Kaitlin said...

You are NEVER less than equal in the grand scheme of things.

Brina said...

Though I do not know what it would be like to have a child with cancer and the efforts that accompany that, I do know what it's like to be the working parent. Given the early diagnosis of Scarlett's cancer, you only had 2 months of being the parent of a healthy baby. Oddly, your sentiments are similar to that of a working parent with a perfectly healthy child. If I don't ask my husband what my daughter's day was I wouldn't know what to feed her and when. Also, once we have children, it seems as though our only value as people is really as parents, our lives revolve around them no matter what. I'm not suggesting that I feel it on the same level as you, but the nature of the beast is the same, that beast being parenthood and more specifically, working and parenting.

I commend you for your hard work, especially in light of the fact that it is boring and mundane. THAT is more trying than working a job that FEELS so much more important than it is. There is something to be said for being the Provider and in your situation, it means alot. I pray that you find a job that pays better and one that you will find more fulfilling. You're a good dad and husband.

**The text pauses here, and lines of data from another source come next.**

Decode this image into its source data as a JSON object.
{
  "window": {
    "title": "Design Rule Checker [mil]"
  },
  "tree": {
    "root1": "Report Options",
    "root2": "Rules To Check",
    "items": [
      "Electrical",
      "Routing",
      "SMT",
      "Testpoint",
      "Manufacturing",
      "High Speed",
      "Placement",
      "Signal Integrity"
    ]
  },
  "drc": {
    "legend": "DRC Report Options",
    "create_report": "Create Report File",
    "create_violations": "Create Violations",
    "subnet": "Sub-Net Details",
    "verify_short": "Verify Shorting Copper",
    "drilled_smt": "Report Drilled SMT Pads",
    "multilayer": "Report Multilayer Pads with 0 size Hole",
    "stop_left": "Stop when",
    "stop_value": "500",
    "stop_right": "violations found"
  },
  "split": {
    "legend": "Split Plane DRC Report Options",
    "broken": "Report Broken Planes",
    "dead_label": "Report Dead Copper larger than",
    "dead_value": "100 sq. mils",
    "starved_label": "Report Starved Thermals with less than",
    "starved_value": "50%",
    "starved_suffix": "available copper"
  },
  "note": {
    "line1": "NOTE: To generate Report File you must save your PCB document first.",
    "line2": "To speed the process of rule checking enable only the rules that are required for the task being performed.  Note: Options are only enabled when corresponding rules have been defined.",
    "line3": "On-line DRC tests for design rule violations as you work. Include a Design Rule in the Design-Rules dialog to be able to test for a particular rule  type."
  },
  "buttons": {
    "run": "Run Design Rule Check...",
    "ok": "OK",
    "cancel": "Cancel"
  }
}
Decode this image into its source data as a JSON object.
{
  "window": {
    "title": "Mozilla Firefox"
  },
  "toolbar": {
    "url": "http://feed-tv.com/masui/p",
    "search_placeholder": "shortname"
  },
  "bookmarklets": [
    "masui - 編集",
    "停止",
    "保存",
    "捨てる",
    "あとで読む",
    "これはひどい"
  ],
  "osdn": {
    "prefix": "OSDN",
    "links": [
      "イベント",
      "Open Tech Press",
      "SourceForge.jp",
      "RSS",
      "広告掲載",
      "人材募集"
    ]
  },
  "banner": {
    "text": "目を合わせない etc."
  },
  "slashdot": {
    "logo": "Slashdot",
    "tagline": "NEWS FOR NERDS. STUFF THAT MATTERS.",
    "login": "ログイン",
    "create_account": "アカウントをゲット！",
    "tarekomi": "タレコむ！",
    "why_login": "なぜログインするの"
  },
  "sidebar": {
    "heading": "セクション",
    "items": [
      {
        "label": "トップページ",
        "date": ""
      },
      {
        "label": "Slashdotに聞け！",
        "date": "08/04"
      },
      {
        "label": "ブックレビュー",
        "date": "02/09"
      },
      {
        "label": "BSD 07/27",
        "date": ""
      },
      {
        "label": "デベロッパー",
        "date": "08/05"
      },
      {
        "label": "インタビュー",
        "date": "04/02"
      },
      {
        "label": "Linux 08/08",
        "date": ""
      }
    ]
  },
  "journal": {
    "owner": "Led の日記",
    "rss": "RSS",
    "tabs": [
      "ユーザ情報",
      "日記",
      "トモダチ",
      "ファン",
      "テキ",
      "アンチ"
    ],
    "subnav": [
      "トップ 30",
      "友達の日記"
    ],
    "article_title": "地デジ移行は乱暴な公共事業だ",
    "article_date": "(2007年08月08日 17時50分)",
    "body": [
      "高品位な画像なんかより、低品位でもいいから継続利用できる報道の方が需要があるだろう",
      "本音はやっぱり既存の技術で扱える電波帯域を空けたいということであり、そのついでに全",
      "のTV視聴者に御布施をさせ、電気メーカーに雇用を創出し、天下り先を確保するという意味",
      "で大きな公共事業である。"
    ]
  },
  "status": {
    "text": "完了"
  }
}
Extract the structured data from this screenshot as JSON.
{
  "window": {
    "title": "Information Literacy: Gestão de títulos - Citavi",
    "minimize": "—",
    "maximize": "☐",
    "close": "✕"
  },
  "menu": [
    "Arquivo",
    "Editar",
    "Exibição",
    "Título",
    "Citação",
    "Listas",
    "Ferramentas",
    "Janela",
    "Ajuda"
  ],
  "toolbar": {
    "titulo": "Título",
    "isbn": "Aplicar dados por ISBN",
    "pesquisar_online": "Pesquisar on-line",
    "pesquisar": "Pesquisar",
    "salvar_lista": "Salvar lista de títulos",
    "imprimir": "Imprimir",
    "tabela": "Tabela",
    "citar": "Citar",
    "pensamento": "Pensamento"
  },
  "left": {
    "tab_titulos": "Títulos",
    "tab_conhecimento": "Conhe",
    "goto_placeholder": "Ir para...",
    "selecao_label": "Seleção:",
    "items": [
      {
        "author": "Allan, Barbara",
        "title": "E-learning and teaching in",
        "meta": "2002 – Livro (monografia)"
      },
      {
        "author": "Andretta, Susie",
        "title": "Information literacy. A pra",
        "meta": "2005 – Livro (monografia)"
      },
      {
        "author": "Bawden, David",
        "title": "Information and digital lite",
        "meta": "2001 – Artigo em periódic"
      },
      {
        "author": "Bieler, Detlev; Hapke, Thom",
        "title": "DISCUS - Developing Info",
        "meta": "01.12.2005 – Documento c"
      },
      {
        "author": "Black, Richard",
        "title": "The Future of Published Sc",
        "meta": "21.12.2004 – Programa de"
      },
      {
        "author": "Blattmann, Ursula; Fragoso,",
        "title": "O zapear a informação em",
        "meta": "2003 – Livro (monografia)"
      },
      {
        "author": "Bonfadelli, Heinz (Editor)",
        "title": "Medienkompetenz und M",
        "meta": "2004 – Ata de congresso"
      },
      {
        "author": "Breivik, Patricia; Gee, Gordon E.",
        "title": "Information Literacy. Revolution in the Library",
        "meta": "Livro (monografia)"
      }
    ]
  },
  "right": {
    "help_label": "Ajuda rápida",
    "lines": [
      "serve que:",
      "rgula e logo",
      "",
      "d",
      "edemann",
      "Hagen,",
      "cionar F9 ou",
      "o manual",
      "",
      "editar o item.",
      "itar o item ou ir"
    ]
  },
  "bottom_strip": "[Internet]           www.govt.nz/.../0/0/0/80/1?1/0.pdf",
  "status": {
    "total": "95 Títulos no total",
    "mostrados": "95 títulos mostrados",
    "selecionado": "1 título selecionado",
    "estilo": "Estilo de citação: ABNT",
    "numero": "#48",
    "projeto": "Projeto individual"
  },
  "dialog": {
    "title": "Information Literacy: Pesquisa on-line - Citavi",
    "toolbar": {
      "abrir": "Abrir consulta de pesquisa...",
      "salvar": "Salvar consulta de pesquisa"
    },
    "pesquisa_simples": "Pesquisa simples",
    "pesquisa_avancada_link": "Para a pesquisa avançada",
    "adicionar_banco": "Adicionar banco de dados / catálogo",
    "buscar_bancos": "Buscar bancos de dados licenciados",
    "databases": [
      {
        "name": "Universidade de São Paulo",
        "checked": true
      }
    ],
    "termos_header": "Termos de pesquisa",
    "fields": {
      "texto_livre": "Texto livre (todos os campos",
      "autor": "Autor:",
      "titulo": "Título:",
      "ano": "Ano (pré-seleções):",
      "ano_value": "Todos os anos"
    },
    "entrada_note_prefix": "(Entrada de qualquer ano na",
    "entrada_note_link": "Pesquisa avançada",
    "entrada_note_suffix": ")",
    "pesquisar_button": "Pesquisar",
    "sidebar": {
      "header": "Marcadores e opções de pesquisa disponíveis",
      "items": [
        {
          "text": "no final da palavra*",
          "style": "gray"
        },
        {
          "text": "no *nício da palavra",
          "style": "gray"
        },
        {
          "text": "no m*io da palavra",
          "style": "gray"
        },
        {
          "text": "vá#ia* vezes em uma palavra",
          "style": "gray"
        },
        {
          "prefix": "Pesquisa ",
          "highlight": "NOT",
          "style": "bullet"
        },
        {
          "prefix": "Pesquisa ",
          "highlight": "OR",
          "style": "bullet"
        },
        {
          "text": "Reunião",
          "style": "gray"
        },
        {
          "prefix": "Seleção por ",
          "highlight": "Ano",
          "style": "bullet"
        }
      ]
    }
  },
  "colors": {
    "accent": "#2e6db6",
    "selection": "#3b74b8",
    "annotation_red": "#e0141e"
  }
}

Misty said...

You are such a great writer! More posts from you sound great to me.

sredmon81 said...

dad keep your head up. You have an important role as well. Not just bread winner. You are DAD. Both Brandi and Scarlett are the most importnant pieces of your life and you are doing what needs to be done to keep everyone afloat.

Irene K said...

Well conveyed Dad....it sucks. You should definitely check in on the blog, seems like a good place to get some thoughts worked out. I am going to ask my husband to read your entry. He works all the time too, 6 days a week...so I can be at home with our daughter. I worry that he is stressed...and we are not managing anything close to all of the appointments and day to day important health issues that your family has. Something more challenging will come along when the time is right...maybe you are meant to go thru this job, to prepare you for something bigger. You whole family is strong. Thank you for sharing your story so honestly. Love from AUstin, Tx. --Irene

Christina said...

I think my hubby feels the same as you do right now. Too bad the two of you could not talk (but men don't talk to each other... LOL)
I want to reach out and give you a big hug. Things will get better, you are doing the best you possibly can right now. We all know that. Keep your head up.
Hugs
Christina & Kaitlyn
ya and David ;)

Gena Baker said...

There's not a thing wrong with making coffee for a living. =) You aren't just the "other parent"....you are Scarlett's Daddy. And that's something that no one can take away from you and something that little Miss will always know and cherish. You are making it possible for her and Brandi to go see all the life saving Doctors and get all those expensive meds....and not to try to take away from all that Brandi does cuz Sister, you rock too!! =) Parenting is an unequal minefield under the best circumstances and I know that when Scarlett is older she will think of you both as her heroes. Brandi and Chris, keep up the love and amazing work and know that you both are amazing and wonderful!